This was a really fascinating read by a well-spoken, intelligent woman with one hell of a sense of humor.
“My conviction, by the way, had nothing to do with a desire to be feminine, but it had everything to do with being female. Which is an odd believe for a person born male. It certainly had nothing to do with whether I was attracted to girls or boys. This last point was the one that, years later, would most frequently elude people, including the overeducated smarty-pants who constituted much of my inner circle. But being gay or lesbian is about sexual orientation. Being transgendered is about identity.”

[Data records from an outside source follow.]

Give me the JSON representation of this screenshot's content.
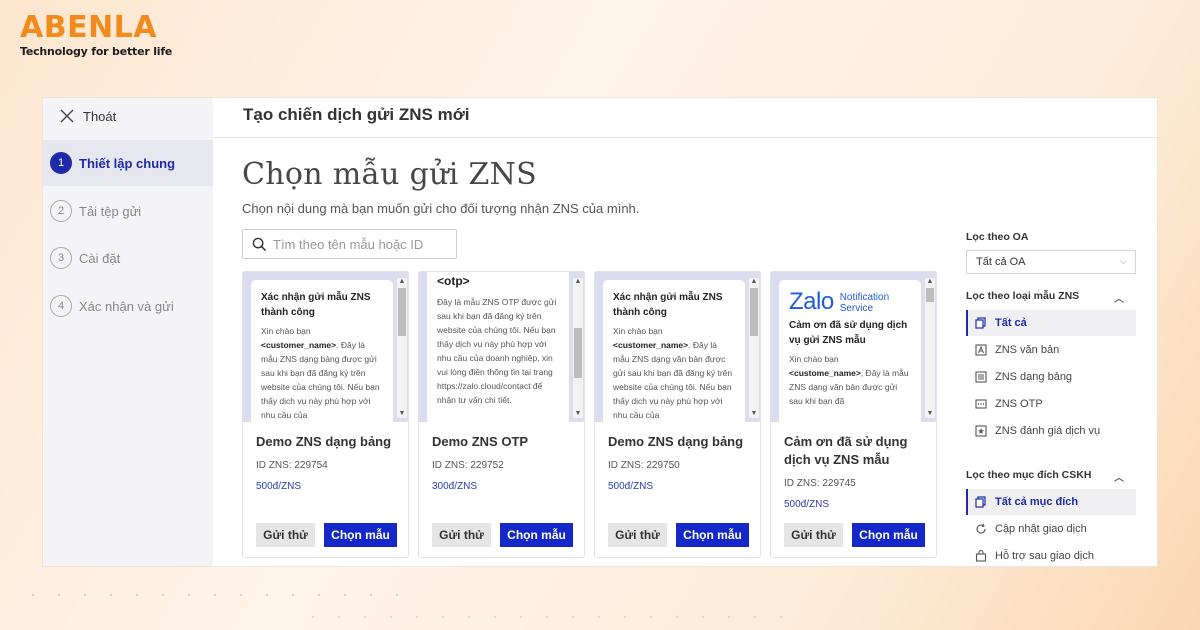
{
  "brand": {
    "name": "ABENLA",
    "tagline": "Technology for better life"
  },
  "sidebar": {
    "exit_label": "Thoát",
    "steps": [
      {
        "num": "1",
        "label": "Thiết lập chung"
      },
      {
        "num": "2",
        "label": "Tải tệp gửi"
      },
      {
        "num": "3",
        "label": "Cài đặt"
      },
      {
        "num": "4",
        "label": "Xác nhận và gửi"
      }
    ]
  },
  "header": {
    "title": "Tạo chiến dịch gửi ZNS mới"
  },
  "main": {
    "title": "Chọn mẫu gửi ZNS",
    "subtitle": "Chọn nội dung mà bạn muốn gửi cho đối tượng nhận ZNS của mình.",
    "search_placeholder": "Tìm theo tên mẫu hoặc ID"
  },
  "cards": [
    {
      "preview_title": "Xác nhận gửi mẫu ZNS thành công",
      "preview_greeting": "Xin chào bạn",
      "preview_var": "<customer_name>",
      "preview_body": ". Đây là mẫu ZNS dạng bảng được gửi sau khi bạn đã đăng ký trên website của chúng tôi. Nếu bạn thấy dịch vụ này phù hợp với nhu cầu của",
      "name": "Demo ZNS dạng bảng",
      "id_text": "ID ZNS: 229754",
      "price": "500đ/ZNS",
      "test_label": "Gửi thử",
      "choose_label": "Chọn mẫu"
    },
    {
      "preview_title": "<otp>",
      "preview_body": "Đây là mẫu ZNS OTP được gửi sau khi bạn đã đăng ký trên website của chúng tôi. Nếu bạn thấy dịch vụ này phù hợp với nhu cầu của doanh nghiệp, xin vui lòng điền thông tin tại trang https://zalo.cloud/contact để nhận tư vấn chi tiết.",
      "name": "Demo ZNS OTP",
      "id_text": "ID ZNS: 229752",
      "price": "300đ/ZNS",
      "test_label": "Gửi thử",
      "choose_label": "Chọn mẫu"
    },
    {
      "preview_title": "Xác nhận gửi mẫu ZNS thành công",
      "preview_greeting": "Xin chào bạn",
      "preview_var": "<customer_name>",
      "preview_body": ". Đây là mẫu ZNS dạng văn bản được gửi sau khi bạn đã đăng ký trên website của chúng tôi. Nếu bạn thấy dịch vụ này phù hợp với nhu cầu của",
      "name": "Demo ZNS dạng bảng",
      "id_text": "ID ZNS: 229750",
      "price": "500đ/ZNS",
      "test_label": "Gửi thử",
      "choose_label": "Chọn mẫu"
    },
    {
      "logo_word": "Zalo",
      "logo_service_1": "Notification",
      "logo_service_2": "Service",
      "preview_title": "Cảm ơn đã sử dụng dịch vụ gửi ZNS mẫu",
      "preview_greeting": "Xin chào bạn",
      "preview_var": "<custome_name>",
      "preview_body": ", Đây là mẫu ZNS dạng văn bản được gửi sau khi bạn đã",
      "name": "Cảm ơn đã sử dụng dịch vụ ZNS mẫu",
      "id_text": "ID ZNS: 229745",
      "price": "500đ/ZNS",
      "test_label": "Gửi thử",
      "choose_label": "Chọn mẫu"
    }
  ],
  "filters": {
    "oa_label": "Lọc theo OA",
    "oa_value": "Tất cả OA",
    "type_label": "Lọc theo loại mẫu ZNS",
    "types": [
      "Tất cả",
      "ZNS văn bản",
      "ZNS dạng bảng",
      "ZNS OTP",
      "ZNS đánh giá dịch vụ"
    ],
    "purpose_label": "Lọc theo mục đích CSKH",
    "purposes": [
      "Tất cả mục đích",
      "Cập nhật giao dịch",
      "Hỗ trợ sau giao dịch"
    ]
  },
  "colors": {
    "accent": "#1427c9",
    "brand": "#f28a1e",
    "preview_bg": "#dcdcef"
  }
}
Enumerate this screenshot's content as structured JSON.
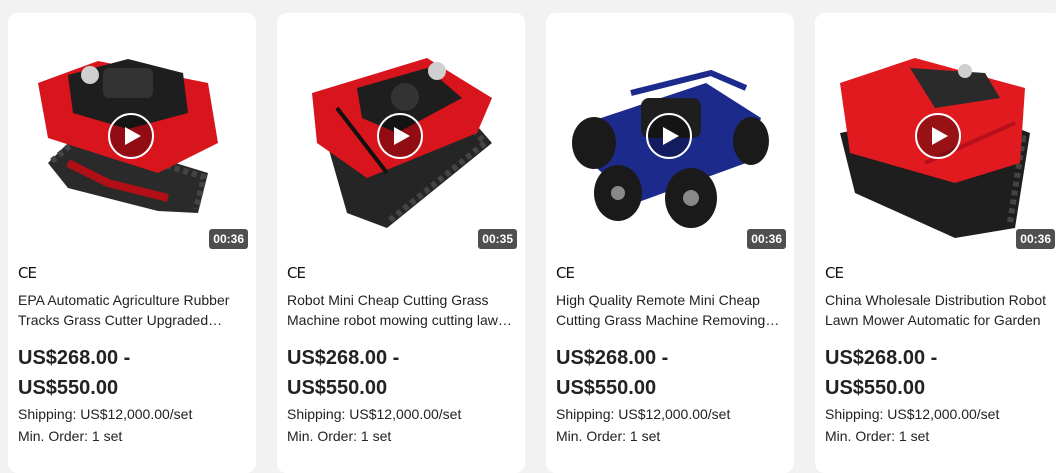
{
  "products": [
    {
      "cert": "CE",
      "title": "EPA Automatic Agriculture Rubber Tracks Grass Cutter Upgraded Remote Control Lawn Mower",
      "price_line1": "US$268.00 -",
      "price_line2": "US$550.00",
      "shipping": "Shipping: US$12,000.00/set",
      "min_order": "Min. Order: 1 set",
      "duration": "00:36",
      "body_color": "#d8141c"
    },
    {
      "cert": "CE",
      "title": "Robot Mini Cheap Cutting Grass Machine robot mowing cutting lawn mower",
      "price_line1": "US$268.00 -",
      "price_line2": "US$550.00",
      "shipping": "Shipping: US$12,000.00/set",
      "min_order": "Min. Order: 1 set",
      "duration": "00:35",
      "body_color": "#d8141c"
    },
    {
      "cert": "CE",
      "title": "High Quality Remote Mini Cheap Cutting Grass Machine Removing Lawn Mower",
      "price_line1": "US$268.00 -",
      "price_line2": "US$550.00",
      "shipping": "Shipping: US$12,000.00/set",
      "min_order": "Min. Order: 1 set",
      "duration": "00:36",
      "body_color": "#1c2a8c"
    },
    {
      "cert": "CE",
      "title": "China Wholesale Distribution Robot Lawn Mower Automatic for Garden",
      "price_line1": "US$268.00 -",
      "price_line2": "US$550.00",
      "shipping": "Shipping: US$12,000.00/set",
      "min_order": "Min. Order: 1 set",
      "duration": "00:36",
      "body_color": "#e01a1f"
    }
  ]
}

Jennifer Finney Boylan, born James Boylan, knew her whole life that she had been born into the wrong body. She tried to ignore it, and focused on her belief that if she found the right person to love, and to be loved by, that it would “cure” the way she felt. So she got married to a woman (called “Grace” in the book) and had two sons. But she couldn’t shake the knowledge that she was lying to herself, and to her whole family. So she slowly began the incredible process of coming out to her family and friends and colleagues, and eventually had surgery to complete her transition to becoming a woman.
The book is really well written — Boylan has always been a novelist — and I particularly enjoyed the audio version, narrated by the author. It took me a little bit to get into it. She starts with a recent story (well, recent when it was published 10 years ago) about picking up some hitch-hikers in Maine that didn’t really seem to gel. But once she really starts talking about her life, I was hooked. She’s honest, about her own actions and about how everything she did (or didn’t do) affected her wife and kids. But she handles it all bravely and with a dry wit (particularly when it came to the surgery) that had me laughing out loud. It’s really a great read and I’m eager to check out the two sequels she wrote to it.